|195. Rizal, Dapitan, 31 July 1894|
|Condolence to the Blumentritt family - Rizal, abaca merchant - Teaching the people of Dapitan to revive their industries - Copy of Chau Ju-Kua's account of the Philippines? - He will publish his Tagalog Grammar as soon as he is free - He is learning Bisayan and teaching Dapitan boys - And Miss Loleng? - I can still see her running after us with her schoolbag, greeting us with her little hand and smiling with her eyes." - Rizal writes in different languages in order not to forget them - A mathematics book. - The path in the middle of a dark forest.|
|Dapitan, 31 July 1894|
My Brother, |
When I received your note today, I felt very sad. Though I did not come to know your father, I share your sorrow. My parents are also old and some day they will also go! Yes, how lonely we shall be in this world! Blessed are those who rest at last! When shall I be permitted to finish the work? May our father rest in peace!
My life passes peacefully and monotonously! To kill time and to be able to help a little the inhabitants of this place, I have become a merchant. I buy abaca and I send it to Manila. Luck has favored me this month; I made P200 in one stroke.
How is my German? I believe it is a little oxidized.(l)
You would certainly oblige me, my dear, if you send me a copy of that interesting account of the Chinese about my country.(2) Do you remember that Mr. Hirth's translation?
My Tagalog grammar about the Tagal is long ago finished: I intend to publish it as soon as I shall be set at liberty. It will bring to light so many things that I believe nobody thought of. I make references to the Bisaya, Malay, and Madecassis(3) according to Dr. Brandstetter.(4) Greet him, if you ever write to him. My life now is quiet, peaceful, retired and without glory, but I think it is useful too. I teach here the poor but intelligent boys reading, Spanish, English, mathematics, and geometry; moreover I teach them to behave like men. I taught the men here how to get a better way of earning their living and they think I am right. We have begun and success crowned our trials.
This Gewalttätigkeit exerced upon me gave me a new language, the Bisaya; taught me how to steer a vessel and to manage a canoe; made me better acquainted with my country and presented me with some thousands of dollars! God can send you your fortune amidst the persecutions of your fiends! How do you find my English?
You do not tell me about your dear family. How are Madame and little Mlle. Loleng? When I think of her (Loleng) I see her always following the coach with her schoolbag, running after us like a butterfly around a flower! The little one was greeting us with her charming little hand and smiling at us with her eyes. Ah, now she is no longer a child and one cannot play and frolic with her! The golden days of Leitmeritz, as you would say, are over, they are over.
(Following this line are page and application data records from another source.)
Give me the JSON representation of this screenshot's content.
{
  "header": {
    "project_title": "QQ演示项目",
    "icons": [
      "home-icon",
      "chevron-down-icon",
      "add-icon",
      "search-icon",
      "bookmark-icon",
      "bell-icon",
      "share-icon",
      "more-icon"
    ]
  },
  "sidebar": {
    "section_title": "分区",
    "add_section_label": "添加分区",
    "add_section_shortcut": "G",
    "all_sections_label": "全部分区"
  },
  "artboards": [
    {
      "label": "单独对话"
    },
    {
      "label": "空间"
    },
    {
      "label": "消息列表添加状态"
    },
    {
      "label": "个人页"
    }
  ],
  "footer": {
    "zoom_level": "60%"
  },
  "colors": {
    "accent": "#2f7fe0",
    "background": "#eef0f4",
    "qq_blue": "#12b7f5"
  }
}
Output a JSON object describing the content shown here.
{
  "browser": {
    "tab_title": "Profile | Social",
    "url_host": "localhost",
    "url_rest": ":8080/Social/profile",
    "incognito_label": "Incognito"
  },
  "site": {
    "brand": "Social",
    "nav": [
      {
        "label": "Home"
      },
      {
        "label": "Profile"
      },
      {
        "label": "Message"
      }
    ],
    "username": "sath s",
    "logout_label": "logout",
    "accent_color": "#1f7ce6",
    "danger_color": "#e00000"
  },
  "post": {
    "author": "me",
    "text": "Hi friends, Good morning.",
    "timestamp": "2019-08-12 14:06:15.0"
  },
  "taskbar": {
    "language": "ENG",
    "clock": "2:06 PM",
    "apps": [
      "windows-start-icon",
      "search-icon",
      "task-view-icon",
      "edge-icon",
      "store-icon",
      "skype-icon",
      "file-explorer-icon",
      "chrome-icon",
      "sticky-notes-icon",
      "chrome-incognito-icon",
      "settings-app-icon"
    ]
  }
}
It is a delightful little vision that shall never be erased from my memory. Tell them for me that I kiss their hands!(5)
I try to write you in various languages because here I speak with no one in these tongues and I am forgetting them. Thanks to our friend A. B. Meyer I have German books. By the way, today I am sending him birds and animals. If he wishes to send me books in exchange, I would prefer that you suggest to him a good complete treatise on mathematics in French. You ought to know better than I the best authors of mathematics. I ask for French for its clarity and method. Is there something better than Cirode? If it should cost too much never mind. From Cebu certain Messrs. Koch send me Das Echo and Fliegende Blätter; from Manila the Ethnographic Review. I have a magazine, Scientific American, and from London thev send me the Saturday Review! I am well provided with reading matter. I operate on three or five patients a week. Many are poor but some pay.
I should like to close this letter in the language of Dante but it seems to me that what I knew before I have now forgotten. Lucky are you who are in Europe, in correspondence with literary men and scholars and you can exchange ideas whenever you please. As for me I am here
Enough for now. Another time I shall be a little more discreet in my language.
Your friend who never forgets you,|
I got operated my dear Mother of cataract.
Thank God she is perfectly well now and can write and read with easy.
She and my young sister send you their best friendship and to your dear
(1) The following three paragraphs are in English.
(2) It refers to the travel account of the Chinese geographer Chau Ju-Kua in his book Chu-fan-tse in the last quarter of the XII century, in which he describes also the Philippine Archipelago under the name Ma-yi among the countries in the Far East visited by him.
(3) Could it be the Malagasi of Madagascar?
(4) Dr. Renward Brandstetter of Lucerne, distinguished student of the Malayans.
(5) This paragraph is in French. (6) From Dante Alighieri's La Divina Commedia, Canto I, stanza 1:
Nel mezzo del cammin di nostra vita
mi ritrovai per una selva oscura,
ché la diritta via era smarrita.
(In the middle of the journey of our life
I found myself in a dark wood,
where the straight way was lost.)
(7) In Rizal's English.
[Rizal-Blumentritt Correspondence] [Culture and History]|
created: July 30, 1996
updated: March 10, 1998
APSIS Editor Johann Stockinger